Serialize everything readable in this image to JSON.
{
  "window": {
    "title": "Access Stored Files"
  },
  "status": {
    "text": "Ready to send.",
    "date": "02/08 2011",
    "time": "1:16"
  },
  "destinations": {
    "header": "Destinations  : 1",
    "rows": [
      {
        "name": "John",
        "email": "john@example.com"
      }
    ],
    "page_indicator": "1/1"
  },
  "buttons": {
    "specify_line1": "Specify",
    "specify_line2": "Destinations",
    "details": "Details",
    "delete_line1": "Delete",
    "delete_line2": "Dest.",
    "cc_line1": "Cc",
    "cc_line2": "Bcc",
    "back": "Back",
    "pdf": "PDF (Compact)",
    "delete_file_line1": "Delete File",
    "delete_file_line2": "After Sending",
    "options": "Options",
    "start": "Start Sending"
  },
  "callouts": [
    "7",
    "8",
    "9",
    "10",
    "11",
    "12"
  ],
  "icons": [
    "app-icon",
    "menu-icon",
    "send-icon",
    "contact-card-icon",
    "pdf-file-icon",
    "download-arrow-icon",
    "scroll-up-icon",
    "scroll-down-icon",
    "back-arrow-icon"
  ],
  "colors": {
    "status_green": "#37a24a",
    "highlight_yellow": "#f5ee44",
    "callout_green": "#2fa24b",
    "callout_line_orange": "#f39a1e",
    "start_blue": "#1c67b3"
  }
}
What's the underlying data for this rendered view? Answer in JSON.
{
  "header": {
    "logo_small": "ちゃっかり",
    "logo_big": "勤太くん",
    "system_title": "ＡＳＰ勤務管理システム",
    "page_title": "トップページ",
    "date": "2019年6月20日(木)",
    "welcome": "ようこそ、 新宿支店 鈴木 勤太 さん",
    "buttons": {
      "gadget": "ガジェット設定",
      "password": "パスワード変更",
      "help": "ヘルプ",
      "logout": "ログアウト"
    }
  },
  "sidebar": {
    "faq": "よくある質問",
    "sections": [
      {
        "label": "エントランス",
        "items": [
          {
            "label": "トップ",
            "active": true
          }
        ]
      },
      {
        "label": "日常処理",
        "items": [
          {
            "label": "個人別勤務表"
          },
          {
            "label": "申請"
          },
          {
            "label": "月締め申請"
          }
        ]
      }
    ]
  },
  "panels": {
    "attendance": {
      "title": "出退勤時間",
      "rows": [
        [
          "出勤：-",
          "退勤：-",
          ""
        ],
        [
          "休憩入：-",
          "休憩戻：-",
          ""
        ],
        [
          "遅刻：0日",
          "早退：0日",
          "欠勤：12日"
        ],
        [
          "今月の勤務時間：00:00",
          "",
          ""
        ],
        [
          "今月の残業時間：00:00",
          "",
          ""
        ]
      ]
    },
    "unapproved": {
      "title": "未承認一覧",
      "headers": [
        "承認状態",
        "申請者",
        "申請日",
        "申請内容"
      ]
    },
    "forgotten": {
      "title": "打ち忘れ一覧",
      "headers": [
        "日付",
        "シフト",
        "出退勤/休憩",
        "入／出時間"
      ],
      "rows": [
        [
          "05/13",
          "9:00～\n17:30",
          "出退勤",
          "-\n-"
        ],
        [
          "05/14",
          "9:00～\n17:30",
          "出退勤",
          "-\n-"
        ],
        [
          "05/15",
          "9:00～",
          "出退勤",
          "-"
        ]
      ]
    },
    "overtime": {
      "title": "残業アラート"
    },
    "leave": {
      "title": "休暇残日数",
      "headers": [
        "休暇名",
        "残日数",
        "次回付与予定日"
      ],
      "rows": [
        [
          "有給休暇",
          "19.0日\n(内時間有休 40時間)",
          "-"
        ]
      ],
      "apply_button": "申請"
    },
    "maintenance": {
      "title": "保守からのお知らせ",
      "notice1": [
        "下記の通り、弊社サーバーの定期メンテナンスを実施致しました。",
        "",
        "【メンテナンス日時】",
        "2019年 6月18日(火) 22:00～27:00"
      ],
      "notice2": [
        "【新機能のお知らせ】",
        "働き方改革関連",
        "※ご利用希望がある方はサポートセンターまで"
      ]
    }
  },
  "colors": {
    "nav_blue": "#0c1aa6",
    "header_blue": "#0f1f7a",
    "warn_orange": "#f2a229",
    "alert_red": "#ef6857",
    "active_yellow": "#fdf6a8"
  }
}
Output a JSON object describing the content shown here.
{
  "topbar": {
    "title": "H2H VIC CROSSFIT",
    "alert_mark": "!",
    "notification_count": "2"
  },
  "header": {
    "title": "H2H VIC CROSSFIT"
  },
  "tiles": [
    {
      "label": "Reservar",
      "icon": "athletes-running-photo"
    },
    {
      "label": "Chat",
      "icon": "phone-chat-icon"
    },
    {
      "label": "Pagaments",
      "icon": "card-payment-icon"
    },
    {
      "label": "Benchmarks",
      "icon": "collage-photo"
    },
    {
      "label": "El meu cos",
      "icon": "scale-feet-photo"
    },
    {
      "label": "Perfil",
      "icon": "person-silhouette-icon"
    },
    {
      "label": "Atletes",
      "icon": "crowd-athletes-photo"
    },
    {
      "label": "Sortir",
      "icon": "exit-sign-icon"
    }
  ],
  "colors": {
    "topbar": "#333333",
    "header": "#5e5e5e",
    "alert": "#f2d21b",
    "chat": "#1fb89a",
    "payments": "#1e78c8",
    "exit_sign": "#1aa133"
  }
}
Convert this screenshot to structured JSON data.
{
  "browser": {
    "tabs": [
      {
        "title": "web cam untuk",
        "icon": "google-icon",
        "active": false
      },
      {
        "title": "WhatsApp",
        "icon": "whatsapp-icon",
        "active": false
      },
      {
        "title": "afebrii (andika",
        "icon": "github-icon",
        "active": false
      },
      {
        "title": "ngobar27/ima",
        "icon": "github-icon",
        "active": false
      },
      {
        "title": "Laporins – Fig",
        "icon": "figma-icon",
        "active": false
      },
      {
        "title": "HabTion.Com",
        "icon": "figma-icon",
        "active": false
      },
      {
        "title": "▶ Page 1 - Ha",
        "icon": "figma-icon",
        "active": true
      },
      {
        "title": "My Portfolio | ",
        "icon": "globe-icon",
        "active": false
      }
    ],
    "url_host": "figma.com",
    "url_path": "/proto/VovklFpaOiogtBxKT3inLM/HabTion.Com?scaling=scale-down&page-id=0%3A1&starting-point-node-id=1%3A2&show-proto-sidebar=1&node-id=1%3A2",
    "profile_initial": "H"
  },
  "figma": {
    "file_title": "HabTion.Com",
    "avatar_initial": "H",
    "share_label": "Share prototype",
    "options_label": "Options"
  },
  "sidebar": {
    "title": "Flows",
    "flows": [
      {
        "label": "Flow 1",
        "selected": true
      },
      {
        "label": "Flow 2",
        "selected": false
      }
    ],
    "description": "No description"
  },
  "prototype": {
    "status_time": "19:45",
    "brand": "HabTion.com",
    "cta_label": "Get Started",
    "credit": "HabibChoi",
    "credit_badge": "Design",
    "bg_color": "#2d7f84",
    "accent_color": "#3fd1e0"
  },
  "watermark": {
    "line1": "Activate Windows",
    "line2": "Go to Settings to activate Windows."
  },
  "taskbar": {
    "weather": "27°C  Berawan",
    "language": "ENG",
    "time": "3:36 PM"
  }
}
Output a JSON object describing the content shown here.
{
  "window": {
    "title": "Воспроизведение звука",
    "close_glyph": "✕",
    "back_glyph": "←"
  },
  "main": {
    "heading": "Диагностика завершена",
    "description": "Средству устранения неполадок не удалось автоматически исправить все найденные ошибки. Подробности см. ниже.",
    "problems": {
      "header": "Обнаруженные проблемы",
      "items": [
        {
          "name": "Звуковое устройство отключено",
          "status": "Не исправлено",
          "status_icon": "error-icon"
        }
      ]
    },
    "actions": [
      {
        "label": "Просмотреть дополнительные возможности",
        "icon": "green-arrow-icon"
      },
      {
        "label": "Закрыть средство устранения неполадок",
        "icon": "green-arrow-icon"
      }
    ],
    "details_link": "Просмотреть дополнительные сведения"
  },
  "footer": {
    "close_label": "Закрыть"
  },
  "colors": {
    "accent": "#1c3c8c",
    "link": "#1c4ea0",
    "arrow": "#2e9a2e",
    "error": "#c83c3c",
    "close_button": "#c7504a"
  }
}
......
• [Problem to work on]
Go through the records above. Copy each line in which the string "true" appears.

• [Response for this exercise]
            "active": true
        "active": true
        "selected": true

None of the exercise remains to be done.